=== PROMPT ===
Pull from the data below each line where the word "Homes" occurs, and copy it.

==*==

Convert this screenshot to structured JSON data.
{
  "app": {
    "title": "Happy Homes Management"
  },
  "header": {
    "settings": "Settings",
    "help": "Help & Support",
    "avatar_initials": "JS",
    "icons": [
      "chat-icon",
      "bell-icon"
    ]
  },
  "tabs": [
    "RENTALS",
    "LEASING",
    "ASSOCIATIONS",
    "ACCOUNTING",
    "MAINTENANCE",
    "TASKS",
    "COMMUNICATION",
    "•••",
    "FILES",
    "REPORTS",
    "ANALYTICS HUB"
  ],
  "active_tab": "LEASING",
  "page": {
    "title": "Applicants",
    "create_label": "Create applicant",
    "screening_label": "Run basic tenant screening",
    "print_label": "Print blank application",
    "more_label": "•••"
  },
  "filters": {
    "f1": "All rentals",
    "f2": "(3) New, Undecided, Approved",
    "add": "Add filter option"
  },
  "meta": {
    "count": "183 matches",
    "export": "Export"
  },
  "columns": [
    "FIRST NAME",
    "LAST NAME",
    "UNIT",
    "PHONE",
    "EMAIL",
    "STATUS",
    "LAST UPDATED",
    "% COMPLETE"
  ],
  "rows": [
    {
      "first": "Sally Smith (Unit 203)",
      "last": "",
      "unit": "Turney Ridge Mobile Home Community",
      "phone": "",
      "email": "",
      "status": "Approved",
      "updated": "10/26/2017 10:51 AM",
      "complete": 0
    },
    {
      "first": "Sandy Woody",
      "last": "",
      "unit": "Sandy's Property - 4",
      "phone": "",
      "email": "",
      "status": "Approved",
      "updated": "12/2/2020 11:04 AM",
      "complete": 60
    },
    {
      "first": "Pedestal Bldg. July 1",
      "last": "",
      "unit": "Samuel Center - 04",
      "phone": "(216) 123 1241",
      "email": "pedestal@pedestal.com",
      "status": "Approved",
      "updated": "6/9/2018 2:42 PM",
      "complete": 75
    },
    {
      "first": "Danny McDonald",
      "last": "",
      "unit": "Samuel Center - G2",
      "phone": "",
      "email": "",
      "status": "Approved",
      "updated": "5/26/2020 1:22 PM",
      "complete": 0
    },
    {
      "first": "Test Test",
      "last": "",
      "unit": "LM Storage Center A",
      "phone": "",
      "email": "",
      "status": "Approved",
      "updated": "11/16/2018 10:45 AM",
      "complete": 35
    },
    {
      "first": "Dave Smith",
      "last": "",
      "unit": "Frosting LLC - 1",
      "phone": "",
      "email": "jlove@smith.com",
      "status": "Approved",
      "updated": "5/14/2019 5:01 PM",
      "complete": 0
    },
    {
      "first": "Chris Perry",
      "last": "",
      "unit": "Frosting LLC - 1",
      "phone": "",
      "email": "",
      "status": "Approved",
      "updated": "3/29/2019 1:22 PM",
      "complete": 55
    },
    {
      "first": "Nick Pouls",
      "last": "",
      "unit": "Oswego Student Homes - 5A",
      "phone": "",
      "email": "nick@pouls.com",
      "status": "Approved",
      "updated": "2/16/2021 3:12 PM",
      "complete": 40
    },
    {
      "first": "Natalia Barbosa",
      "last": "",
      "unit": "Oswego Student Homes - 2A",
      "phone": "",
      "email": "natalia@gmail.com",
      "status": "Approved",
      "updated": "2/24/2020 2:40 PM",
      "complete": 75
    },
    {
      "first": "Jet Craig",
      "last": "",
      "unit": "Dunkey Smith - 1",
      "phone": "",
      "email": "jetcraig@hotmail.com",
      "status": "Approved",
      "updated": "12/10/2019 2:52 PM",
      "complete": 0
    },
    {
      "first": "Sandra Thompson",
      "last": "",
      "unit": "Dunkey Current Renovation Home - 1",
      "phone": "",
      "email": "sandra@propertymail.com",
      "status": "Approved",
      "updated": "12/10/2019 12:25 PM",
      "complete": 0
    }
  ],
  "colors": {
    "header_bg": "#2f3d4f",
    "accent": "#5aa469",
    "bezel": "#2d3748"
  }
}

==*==

=== ANSWER FOR THE TASK ===
    "title": "Happy Homes Management"
      "unit": "Oswego Student Homes - 5A",
      "unit": "Oswego Student Homes - 2A",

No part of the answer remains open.